ABOUT THIS TASK >> State the number of lines that hold "title" in the records below, with no other words.

DATA EXTRACTS >>

┄┄┄┄┄┄

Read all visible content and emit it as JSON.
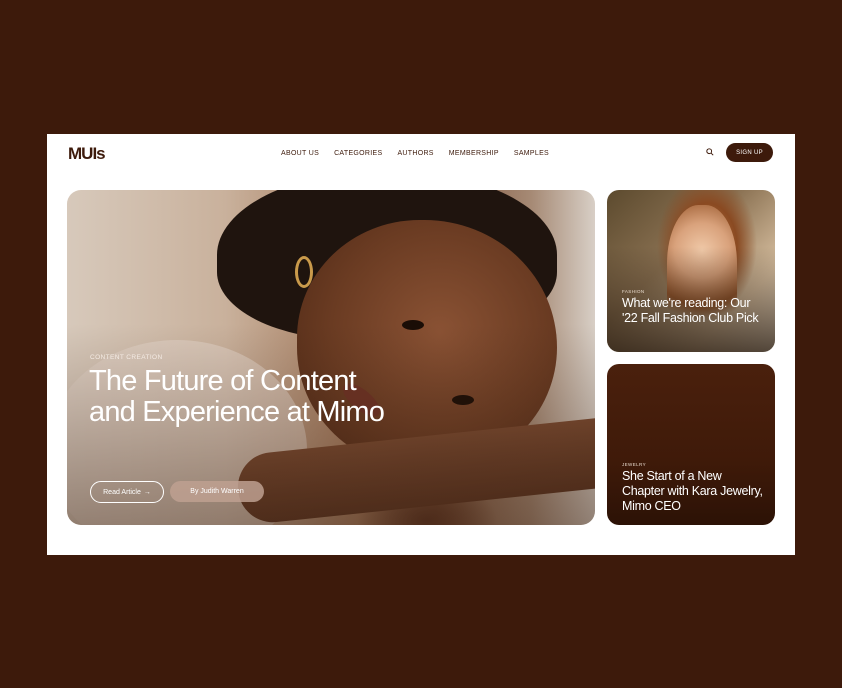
{
  "header": {
    "logo": "MUIs",
    "nav": [
      "ABOUT US",
      "CATEGORIES",
      "AUTHORS",
      "MEMBERSHIP",
      "SAMPLES"
    ],
    "signup_label": "SIGN UP",
    "search_icon": "search-icon"
  },
  "hero": {
    "category": "CONTENT CREATION",
    "title": "The Future of Content and Experience at Mimo",
    "read_label": "Read Article",
    "read_arrow": "→",
    "author": "By Judith Warren"
  },
  "cards": [
    {
      "category": "FASHION",
      "title": "What we're reading: Our '22 Fall Fashion Club Pick"
    },
    {
      "category": "JEWELRY",
      "title": "She Start of a New Chapter with Kara Jewelry, Mimo CEO"
    }
  ],
  "colors": {
    "background": "#3d1a0b",
    "brand": "#3d1a0b",
    "surface": "#ffffff"
  }
}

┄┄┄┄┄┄

WRITTEN ANSWER >> 3